The strength of the U.S. flag rests not only after Nevada’s statehood became the 36th state during the Civil War but also during major military battles such as the 75th anniversary of the D-Day invasion, which became a major turning point of World War II.
After a bell tolled 10 times Friday morning for the start of this year’s Flag Day, which also coincided with the 244th birthday of the U.S. Army, the chimes softly played “God Bless America.” The 21st annual Flag Day Ceremony sponsored by the Nevada National Guard illustrated the meaning of the U.S. flag both with pieces of local and world history.

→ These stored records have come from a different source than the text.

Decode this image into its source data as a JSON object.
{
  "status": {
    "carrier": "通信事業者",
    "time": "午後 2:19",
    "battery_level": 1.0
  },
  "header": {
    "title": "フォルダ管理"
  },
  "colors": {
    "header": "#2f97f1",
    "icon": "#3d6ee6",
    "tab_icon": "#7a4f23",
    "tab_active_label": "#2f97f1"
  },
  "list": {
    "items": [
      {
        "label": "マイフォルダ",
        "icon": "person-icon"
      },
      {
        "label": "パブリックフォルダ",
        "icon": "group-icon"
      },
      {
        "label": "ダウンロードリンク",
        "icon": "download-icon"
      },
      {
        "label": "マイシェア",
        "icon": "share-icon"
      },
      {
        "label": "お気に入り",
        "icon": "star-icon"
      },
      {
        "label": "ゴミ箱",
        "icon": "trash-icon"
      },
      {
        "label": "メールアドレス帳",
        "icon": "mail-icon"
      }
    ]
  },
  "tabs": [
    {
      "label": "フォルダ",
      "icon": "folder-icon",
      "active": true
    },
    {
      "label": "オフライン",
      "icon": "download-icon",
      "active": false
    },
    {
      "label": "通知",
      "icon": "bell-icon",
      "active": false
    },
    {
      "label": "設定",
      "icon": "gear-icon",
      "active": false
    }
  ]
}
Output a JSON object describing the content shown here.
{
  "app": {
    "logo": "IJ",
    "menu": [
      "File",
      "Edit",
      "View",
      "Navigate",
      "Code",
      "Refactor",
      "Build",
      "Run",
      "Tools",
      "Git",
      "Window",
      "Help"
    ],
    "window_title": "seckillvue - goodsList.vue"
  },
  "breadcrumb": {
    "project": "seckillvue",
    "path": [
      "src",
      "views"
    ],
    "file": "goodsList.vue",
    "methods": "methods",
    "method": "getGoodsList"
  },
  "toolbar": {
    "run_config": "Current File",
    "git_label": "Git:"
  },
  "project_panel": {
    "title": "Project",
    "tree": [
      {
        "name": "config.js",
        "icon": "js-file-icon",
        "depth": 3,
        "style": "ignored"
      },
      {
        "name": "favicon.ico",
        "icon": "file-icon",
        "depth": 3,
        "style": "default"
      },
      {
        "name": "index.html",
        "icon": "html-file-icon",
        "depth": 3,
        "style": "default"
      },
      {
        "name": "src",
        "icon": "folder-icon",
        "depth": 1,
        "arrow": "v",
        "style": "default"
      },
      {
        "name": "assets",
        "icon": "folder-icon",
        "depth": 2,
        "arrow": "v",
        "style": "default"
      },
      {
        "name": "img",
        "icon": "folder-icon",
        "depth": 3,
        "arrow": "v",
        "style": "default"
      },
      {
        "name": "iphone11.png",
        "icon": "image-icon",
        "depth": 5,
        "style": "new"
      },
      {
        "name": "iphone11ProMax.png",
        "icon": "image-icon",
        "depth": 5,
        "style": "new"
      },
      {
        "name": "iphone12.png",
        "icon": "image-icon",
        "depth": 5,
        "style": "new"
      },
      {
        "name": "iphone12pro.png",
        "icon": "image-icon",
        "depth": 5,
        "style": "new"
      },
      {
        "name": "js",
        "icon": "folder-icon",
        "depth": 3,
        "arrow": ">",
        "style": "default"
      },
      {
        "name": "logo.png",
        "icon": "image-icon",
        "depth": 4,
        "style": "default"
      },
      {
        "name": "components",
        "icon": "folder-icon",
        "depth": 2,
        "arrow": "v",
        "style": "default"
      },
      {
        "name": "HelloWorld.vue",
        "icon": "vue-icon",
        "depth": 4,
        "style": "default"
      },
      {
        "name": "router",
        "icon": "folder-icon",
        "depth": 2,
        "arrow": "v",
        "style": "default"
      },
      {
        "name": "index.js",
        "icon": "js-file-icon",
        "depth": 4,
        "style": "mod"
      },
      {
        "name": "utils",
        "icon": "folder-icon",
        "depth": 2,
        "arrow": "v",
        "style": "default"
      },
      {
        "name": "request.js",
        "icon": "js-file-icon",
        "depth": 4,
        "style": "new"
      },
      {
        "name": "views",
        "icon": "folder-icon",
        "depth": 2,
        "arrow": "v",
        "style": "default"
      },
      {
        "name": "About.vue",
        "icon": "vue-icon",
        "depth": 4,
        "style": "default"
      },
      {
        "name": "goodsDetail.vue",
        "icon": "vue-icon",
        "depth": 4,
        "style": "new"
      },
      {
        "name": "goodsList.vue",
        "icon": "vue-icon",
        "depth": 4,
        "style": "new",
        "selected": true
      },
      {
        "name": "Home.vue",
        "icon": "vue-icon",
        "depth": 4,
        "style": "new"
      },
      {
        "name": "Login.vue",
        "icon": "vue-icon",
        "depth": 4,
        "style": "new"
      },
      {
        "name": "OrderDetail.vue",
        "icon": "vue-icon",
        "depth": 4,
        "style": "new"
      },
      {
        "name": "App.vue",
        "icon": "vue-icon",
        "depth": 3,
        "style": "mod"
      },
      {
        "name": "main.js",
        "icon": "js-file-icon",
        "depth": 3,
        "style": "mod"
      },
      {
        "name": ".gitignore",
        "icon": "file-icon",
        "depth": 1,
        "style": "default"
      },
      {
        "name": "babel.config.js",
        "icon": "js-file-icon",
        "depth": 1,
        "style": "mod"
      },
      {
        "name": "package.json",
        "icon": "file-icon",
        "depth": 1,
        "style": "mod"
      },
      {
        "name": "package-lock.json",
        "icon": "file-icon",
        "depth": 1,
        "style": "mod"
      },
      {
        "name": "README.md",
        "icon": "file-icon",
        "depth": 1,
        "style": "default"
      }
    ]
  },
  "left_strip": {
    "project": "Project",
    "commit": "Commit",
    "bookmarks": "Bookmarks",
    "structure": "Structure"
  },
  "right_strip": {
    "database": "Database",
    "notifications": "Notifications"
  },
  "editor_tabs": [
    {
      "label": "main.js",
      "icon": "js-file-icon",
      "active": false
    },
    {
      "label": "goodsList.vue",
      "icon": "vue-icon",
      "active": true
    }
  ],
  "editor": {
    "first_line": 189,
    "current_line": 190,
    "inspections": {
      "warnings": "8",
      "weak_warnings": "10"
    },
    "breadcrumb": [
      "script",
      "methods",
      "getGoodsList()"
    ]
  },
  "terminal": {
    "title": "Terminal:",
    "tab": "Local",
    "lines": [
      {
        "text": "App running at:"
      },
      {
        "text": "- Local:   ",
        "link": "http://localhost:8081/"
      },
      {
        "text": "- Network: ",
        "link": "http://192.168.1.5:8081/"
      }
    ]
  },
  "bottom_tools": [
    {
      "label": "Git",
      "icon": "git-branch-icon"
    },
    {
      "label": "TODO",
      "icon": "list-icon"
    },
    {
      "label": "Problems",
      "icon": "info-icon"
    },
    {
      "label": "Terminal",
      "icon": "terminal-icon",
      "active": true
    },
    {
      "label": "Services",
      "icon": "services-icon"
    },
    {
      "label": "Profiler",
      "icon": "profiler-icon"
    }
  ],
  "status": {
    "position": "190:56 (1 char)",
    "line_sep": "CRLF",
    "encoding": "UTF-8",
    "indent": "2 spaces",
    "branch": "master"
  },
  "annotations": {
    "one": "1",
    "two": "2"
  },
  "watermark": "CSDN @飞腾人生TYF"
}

Using a natural backdrop of the Nevada Veterans Memorial behind the Capitol, Brig. Gen. William R. Burks, the adjutant general, noted the significance of the flag after Nevada gained admission on Oct. 31, 1864. He called the memorial hallow ground with the remembrance of the World War II battleship USS Nevada and the Battle Born Memorial for the state’s fallen. The 36-star hand-painted American flag that waved over Fort Ruby was brought out of “The Vault” for display.
When troops raised the first flag with 36 stars at the remote outpost that provided watch over the Overland Trail in White Pine County, Burks wondered what the soldiers at time — numbering between 100 to 300 — were thinking.
“Fort Ruby was not an ideal location for most soldiers in the Civil War,” Burks said, adding the small installation gained a reputation as the “Worst Post in the West.” “Most soldiers preferred to be on the East Coast.”
Burks said the 36-star flag increased patriotism and represented the young nation’s ideals even when volunteers manned Fort Ruby after the Civil War. Burks referred to President Ronald Reagan, who spoke at the 100th flag birthday in 1984, as saying, “The ideals for which our flag stands still challenge our nation.” Furthermore, Reagan said, “The flag represents our men and women who fight the enemy.”
While Burks discussed Nevada’s statehood and the symbolism of the flag more than 150 years ago, Sgt. Maj. Jared Kopacki focused on the recent 75th anniversary of Operation Overload or the D-Day invasion on June 6, 1944. As the Normandy invasion unfolded, Kopacki said 13,000 Army airborne troops parachuted behind enemy lines. Later that morning, more than 57,000 soldiers landed at the numerous beaches, braved enemy fire and then crossed into enemy-held land. For the thousands who died that day, Kopacki said they showed bravery and selfless commitment to this country.
Kopacki also considered it coincidental that on D-Day, the USS Nevada supported the landings at Utah Beach as one of the many allied ships bombing the shore. Over time, Kopacki said the Army mission remains constant to deploy, fight and win our nation’s wars by securing land across “the full spectrum of conflict.”
During his career, Kopacki said he’s heard the older veterans say “never again” when referring to another big war, but he also mentioned the United States’ military stands ready to face future adversaries just like the soldiers, marines and sailors did in 1944.
“Many lessons from D-Day are timeless,” he added.
Arainna Bennett, a KTVN television news anchor, emceed the event, the Nevada Army National Guard color guard presented and retired the colors, the Nevada Air Guard NCO Academy Graduates Association participated in a Five-flag Ceremony recognizing the flags from the colonial days to the current Stars and Stripes. Air Guard Staff. Sgt. Mariah Connell played the Army song on the bagpipes and Spec. Jonnie Blake sung the national anthem.